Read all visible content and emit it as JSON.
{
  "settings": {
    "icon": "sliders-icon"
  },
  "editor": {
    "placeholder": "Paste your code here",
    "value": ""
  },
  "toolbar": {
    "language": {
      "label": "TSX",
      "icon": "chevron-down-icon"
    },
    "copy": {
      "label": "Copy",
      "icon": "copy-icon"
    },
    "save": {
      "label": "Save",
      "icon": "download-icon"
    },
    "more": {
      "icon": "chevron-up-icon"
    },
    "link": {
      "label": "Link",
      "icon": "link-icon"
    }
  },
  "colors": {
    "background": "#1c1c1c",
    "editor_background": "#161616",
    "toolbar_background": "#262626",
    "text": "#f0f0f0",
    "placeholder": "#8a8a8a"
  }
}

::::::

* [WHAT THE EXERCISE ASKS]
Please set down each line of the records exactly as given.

* [SOLUTION TO THE PROBLEM]
Read all visible content and emit it as JSON.
{
  "settings": {
    "icon": "sliders-icon"
  },
  "editor": {
    "placeholder": "Paste your code here",
    "value": ""
  },
  "toolbar": {
    "language": {
      "label": "TSX",
      "icon": "chevron-down-icon"
    },
    "copy": {
      "label": "Copy",
      "icon": "copy-icon"
    },
    "save": {
      "label": "Save",
      "icon": "download-icon"
    },
    "more": {
      "icon": "chevron-up-icon"
    },
    "link": {
      "label": "Link",
      "icon": "link-icon"
    }
  },
  "colors": {
    "background": "#1c1c1c",
    "editor_background": "#161616",
    "toolbar_background": "#262626",
    "text": "#f0f0f0",
    "placeholder": "#8a8a8a"
  }
}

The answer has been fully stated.